What is a Hernia?
Hernias occur when organs protrude through the surrounding muscular wall. They typically develop in the abdominal wall when the intestine pushes through a weakened area. But they can also develop in the groin, chest or where incisions from surgery do not heal properly.
Types of Hernias
The most common abdominal wall hernia is an inguinal hernia. Inguinal hernias can occur in women, but males are naturally more prone to them. You can be born with an inguinal hernia but may not experience symptoms until adulthood. Most inguinal hernias in adults result from strain on abdominal muscles weakened by age.
Other types of hernias include:
- Umbilical (near the belly button)
- Incisional (near the site of a surgical scar)
- Femoral (upper thigh/outer groin)
- Epigastric (above the belly button)
- Hiatal (when part of the stomach bulges through the diaphragm)
- Sports (chronic groin pain in athletes)
Symptoms + Risk Factors
The symptoms of hernias vary depending on location and most are related to the surrounding organs. Sometimes the onset is gradual, with no symptoms other than the development of a bulge. Some may go away and come back, and others may appear suddenly accompanied by pain. Hernias can get larger over time and swell.
Factors that may accelerate the growth of a hernia include:
- Weight gain, which causes an increase in abdominal wall tension
- Chronic constipation
- Chronic cough or upper respiratory infection
- Straining to urinate, as with an enlarged prostate
In some cases, a hernia will become strangulated, causing blood supply to be cut off and the tissue to swell.

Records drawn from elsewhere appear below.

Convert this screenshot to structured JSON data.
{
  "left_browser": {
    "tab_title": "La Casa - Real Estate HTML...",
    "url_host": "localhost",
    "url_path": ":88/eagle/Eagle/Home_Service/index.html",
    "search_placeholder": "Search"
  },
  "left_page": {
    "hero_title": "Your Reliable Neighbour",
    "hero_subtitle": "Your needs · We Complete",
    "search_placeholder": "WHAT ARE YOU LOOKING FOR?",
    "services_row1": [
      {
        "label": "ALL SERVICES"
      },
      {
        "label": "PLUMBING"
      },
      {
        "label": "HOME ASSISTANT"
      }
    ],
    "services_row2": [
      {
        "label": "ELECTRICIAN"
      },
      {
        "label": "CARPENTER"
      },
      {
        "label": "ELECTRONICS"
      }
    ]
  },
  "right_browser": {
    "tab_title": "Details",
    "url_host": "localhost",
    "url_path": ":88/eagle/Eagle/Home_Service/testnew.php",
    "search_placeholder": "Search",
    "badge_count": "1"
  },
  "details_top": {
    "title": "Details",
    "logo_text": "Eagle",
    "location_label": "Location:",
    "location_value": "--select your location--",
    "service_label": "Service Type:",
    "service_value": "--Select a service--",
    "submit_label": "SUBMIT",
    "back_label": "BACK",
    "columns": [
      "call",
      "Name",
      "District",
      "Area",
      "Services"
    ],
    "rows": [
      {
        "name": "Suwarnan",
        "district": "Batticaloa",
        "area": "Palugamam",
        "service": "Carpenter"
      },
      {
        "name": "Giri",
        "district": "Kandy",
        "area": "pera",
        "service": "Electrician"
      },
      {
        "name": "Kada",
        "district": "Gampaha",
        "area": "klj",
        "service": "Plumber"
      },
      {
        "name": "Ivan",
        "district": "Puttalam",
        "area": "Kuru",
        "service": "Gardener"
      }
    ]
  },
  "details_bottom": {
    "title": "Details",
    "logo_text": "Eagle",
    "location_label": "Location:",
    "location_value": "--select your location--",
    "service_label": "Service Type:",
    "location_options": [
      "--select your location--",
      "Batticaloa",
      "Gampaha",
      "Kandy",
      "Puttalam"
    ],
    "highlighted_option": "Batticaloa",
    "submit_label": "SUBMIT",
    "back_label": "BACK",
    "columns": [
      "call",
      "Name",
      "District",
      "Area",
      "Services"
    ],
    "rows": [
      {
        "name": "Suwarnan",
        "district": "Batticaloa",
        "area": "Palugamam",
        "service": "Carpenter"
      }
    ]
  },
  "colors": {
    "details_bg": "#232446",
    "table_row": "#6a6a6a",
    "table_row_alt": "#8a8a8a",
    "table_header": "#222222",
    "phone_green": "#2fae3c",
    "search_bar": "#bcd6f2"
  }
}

Symptoms of this often include:
- Acute pain that comes on suddenly and may get more severe
- Darkening or reddening of the skin over the hernia
- Inability to pass gas
- Inflammation or tenderness around the hernia
- Increased heart rate
If a hernia becomes strangulated, it can lead to a life-threatening surgical emergency. If you suspect you have a hernia or if you are experiencing any of these symptoms, it's important to speak with your doctor.
Hernias that are not causing pain or other symptoms may or may not require surgery. However, some hernias, such as femoral hernias, are more likely to develop complications and should be surgically fixed. Surgery is the only way to repair a hernia because they do not heal on their own. It's important to consult with a doctor if you think you have a hernia. Early intervention can prevent complications and possible emergency surgery.
In general, hernia repair can be done open, laparoscopically or robotically. Open repair involves a traditional incision about the size of the hernia opening. Laparoscopic and robotic hernia surgery are performed through multiple small incisions. Choosing the right technique for a hernia repair is a complex decision. At Austin Surgeons, our surgeons take into consideration the patient’s preference, health, and the complexity of the hernia when determining the best surgical technique.
For more information about hernias and hernia repairs, visit austinsurgeons.net or call (512) 467-7151. Request an appointment online with one of our board-certified general surgeons in Austin or Lockhart here.